|Purpose||estimate blood sugar levels|
Many types of glucose tests exist and they can be used to estimate blood sugar levels at a given time or, over a longer period of time, to obtain average levels or to see how fast body is able to normalize changed glucose levels. Eating food for example leads to elevated blood sugar levels. In healthy people these levels quickly return to normal via increased cellular glucose uptake which is primarily mediated by increase in blood insulin levels.
Glucose tests can reveal temporary/long-term hyperglycemia or hypoglycemia. These conditions may not have obvious symptoms and can damage organs in the long-term. Abnormally high/low levels, slow return to normal levels from either of these conditions and/or inability to normalize blood sugar levels means that the person being tested probably has some kind of medical condition like type 2 diabetes which is caused by cellular insensitivity to insulin. Glucose tests are thus often used to diagnose such conditions.
Tests that can be performed at home are used in blood glucose monitoring for illnesses that have already been diagnosed medically so that these illnesses can be maintained via medication and meal timing. Some of the home testing methods include
Laboratory tests are often used to diagnose illnesses and such methods include
Some laboratory tests don't measure glucose levels directly from body fluids or tissues, but still indicate elevated blood sugar levels. Such tests measure the levels of glycated hemoglobin, other glycated proteins, 1,5-anhydroglucitol etc. from blood.
Glucose testing can be used to diagnose or indicate certain medical conditions.
High blood sugar may indicate
Low blood sugar may indicate
Blood sugar levels can be affected by some drugs and prior to some glucose tests these medications should be temporarily given up or their dosages should be decreased. Such drugs may include salicylates (Aspirin), birth control pills, corticosteroids, tricyclic antidepressants, lithium, diuretics and phenytoin.
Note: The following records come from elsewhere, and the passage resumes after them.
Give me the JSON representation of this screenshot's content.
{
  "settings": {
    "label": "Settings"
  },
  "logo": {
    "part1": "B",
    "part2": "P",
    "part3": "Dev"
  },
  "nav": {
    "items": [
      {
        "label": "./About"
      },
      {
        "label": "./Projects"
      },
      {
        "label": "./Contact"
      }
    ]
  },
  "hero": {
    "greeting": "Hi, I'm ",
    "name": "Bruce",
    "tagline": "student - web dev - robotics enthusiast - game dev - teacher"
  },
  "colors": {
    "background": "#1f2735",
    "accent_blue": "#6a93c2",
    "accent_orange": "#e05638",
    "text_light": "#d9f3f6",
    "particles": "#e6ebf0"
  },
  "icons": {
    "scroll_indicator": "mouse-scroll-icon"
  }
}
Some foods contain caffeine (coffee, tea, colas, energy drinks etc.). Blood sugar levels of healthy people are generally not significantly changed by caffeine, but in diabetics caffeine intake may elevate these levels via its ability to stimulate the adrenergic nervous system.
A level below 5.6 mmol/l (100 mg/dl) 10–16 hours without eating is normal. 5.6–6 mmol/l (100–109 mg/dl) may indicate prediabetes and oral glucose tolerance test (OGTT) should be done for high-risk individuals (old people, those with high blood pressure etc.). 6.1–6.9 mmol/l (110–125 mg/dl) means OGTT should be done even if other indicators of diabetes are not present. 7 mmol/l (126 mg/dl) and above indicates diabetes and the fasting test should be repeated.